Activity
Reproduce each entry exactly as written.

--------------------------------

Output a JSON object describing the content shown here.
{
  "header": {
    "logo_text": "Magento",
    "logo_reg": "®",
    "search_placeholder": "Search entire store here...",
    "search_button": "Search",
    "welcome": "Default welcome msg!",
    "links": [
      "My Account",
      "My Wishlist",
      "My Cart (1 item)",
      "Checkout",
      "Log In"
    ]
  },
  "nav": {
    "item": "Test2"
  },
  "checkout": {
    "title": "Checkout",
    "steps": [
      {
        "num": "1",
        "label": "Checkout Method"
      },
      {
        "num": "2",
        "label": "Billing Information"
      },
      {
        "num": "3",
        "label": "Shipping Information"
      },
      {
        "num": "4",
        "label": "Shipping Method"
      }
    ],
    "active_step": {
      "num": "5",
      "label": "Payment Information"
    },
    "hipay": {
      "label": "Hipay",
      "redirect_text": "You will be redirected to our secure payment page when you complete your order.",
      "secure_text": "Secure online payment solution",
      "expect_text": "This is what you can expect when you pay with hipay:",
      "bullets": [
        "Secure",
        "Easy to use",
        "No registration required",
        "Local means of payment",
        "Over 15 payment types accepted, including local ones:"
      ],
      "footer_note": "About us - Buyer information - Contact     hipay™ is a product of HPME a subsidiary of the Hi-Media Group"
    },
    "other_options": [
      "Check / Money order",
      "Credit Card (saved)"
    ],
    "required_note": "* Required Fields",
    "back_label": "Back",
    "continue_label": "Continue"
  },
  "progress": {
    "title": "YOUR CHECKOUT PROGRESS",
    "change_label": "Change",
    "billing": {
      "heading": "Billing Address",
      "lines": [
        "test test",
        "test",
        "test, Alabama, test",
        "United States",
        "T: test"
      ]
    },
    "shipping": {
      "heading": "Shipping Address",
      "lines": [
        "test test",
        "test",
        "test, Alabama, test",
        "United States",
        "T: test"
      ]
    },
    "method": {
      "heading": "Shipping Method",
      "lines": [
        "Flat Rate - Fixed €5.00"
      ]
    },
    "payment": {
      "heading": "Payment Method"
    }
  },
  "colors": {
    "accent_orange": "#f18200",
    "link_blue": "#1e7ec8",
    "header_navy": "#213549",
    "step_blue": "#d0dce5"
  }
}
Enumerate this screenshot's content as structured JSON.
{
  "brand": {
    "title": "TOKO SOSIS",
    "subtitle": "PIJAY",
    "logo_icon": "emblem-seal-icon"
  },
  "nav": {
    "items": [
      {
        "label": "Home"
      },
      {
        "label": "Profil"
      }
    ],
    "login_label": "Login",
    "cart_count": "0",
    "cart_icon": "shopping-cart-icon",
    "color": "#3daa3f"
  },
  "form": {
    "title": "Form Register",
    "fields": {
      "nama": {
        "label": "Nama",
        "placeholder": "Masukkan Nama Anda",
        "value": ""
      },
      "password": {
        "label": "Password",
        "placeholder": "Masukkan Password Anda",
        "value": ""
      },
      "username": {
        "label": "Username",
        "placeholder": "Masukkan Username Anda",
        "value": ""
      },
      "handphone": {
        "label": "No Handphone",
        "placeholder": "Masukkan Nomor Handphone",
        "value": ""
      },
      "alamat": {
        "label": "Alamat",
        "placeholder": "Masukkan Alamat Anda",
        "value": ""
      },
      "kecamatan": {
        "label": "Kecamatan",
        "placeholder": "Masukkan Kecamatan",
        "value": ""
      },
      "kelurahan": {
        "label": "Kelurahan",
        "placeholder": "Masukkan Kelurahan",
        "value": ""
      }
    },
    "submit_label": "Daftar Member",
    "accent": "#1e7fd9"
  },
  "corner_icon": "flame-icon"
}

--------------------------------

Answer section
Output a JSON object describing the content shown here.
{
  "header": {
    "logo_text": "Magento",
    "logo_reg": "®",
    "search_placeholder": "Search entire store here...",
    "search_button": "Search",
    "welcome": "Default welcome msg!",
    "links": [
      "My Account",
      "My Wishlist",
      "My Cart (1 item)",
      "Checkout",
      "Log In"
    ]
  },
  "nav": {
    "item": "Test2"
  },
  "checkout": {
    "title": "Checkout",
    "steps": [
      {
        "num": "1",
        "label": "Checkout Method"
      },
      {
        "num": "2",
        "label": "Billing Information"
      },
      {
        "num": "3",
        "label": "Shipping Information"
      },
      {
        "num": "4",
        "label": "Shipping Method"
      }
    ],
    "active_step": {
      "num": "5",
      "label": "Payment Information"
    },
    "hipay": {
      "label": "Hipay",
      "redirect_text": "You will be redirected to our secure payment page when you complete your order.",
      "secure_text": "Secure online payment solution",
      "expect_text": "This is what you can expect when you pay with hipay:",
      "bullets": [
        "Secure",
        "Easy to use",
        "No registration required",
        "Local means of payment",
        "Over 15 payment types accepted, including local ones:"
      ],
      "footer_note": "About us - Buyer information - Contact     hipay™ is a product of HPME a subsidiary of the Hi-Media Group"
    },
    "other_options": [
      "Check / Money order",
      "Credit Card (saved)"
    ],
    "required_note": "* Required Fields",
    "back_label": "Back",
    "continue_label": "Continue"
  },
  "progress": {
    "title": "YOUR CHECKOUT PROGRESS",
    "change_label": "Change",
    "billing": {
      "heading": "Billing Address",
      "lines": [
        "test test",
        "test",
        "test, Alabama, test",
        "United States",
        "T: test"
      ]
    },
    "shipping": {
      "heading": "Shipping Address",
      "lines": [
        "test test",
        "test",
        "test, Alabama, test",
        "United States",
        "T: test"
      ]
    },
    "method": {
      "heading": "Shipping Method",
      "lines": [
        "Flat Rate - Fixed €5.00"
      ]
    },
    "payment": {
      "heading": "Payment Method"
    }
  },
  "colors": {
    "accent_orange": "#f18200",
    "link_blue": "#1e7ec8",
    "header_navy": "#213549",
    "step_blue": "#d0dce5"
  }
}
Enumerate this screenshot's content as structured JSON.
{
  "brand": {
    "title": "TOKO SOSIS",
    "subtitle": "PIJAY",
    "logo_icon": "emblem-seal-icon"
  },
  "nav": {
    "items": [
      {
        "label": "Home"
      },
      {
        "label": "Profil"
      }
    ],
    "login_label": "Login",
    "cart_count": "0",
    "cart_icon": "shopping-cart-icon",
    "color": "#3daa3f"
  },
  "form": {
    "title": "Form Register",
    "fields": {
      "nama": {
        "label": "Nama",
        "placeholder": "Masukkan Nama Anda",
        "value": ""
      },
      "password": {
        "label": "Password",
        "placeholder": "Masukkan Password Anda",
        "value": ""
      },
      "username": {
        "label": "Username",
        "placeholder": "Masukkan Username Anda",
        "value": ""
      },
      "handphone": {
        "label": "No Handphone",
        "placeholder": "Masukkan Nomor Handphone",
        "value": ""
      },
      "alamat": {
        "label": "Alamat",
        "placeholder": "Masukkan Alamat Anda",
        "value": ""
      },
      "kecamatan": {
        "label": "Kecamatan",
        "placeholder": "Masukkan Kecamatan",
        "value": ""
      },
      "kelurahan": {
        "label": "Kelurahan",
        "placeholder": "Masukkan Kelurahan",
        "value": ""
      }
    },
    "submit_label": "Daftar Member",
    "accent": "#1e7fd9"
  },
  "corner_icon": "flame-icon"
}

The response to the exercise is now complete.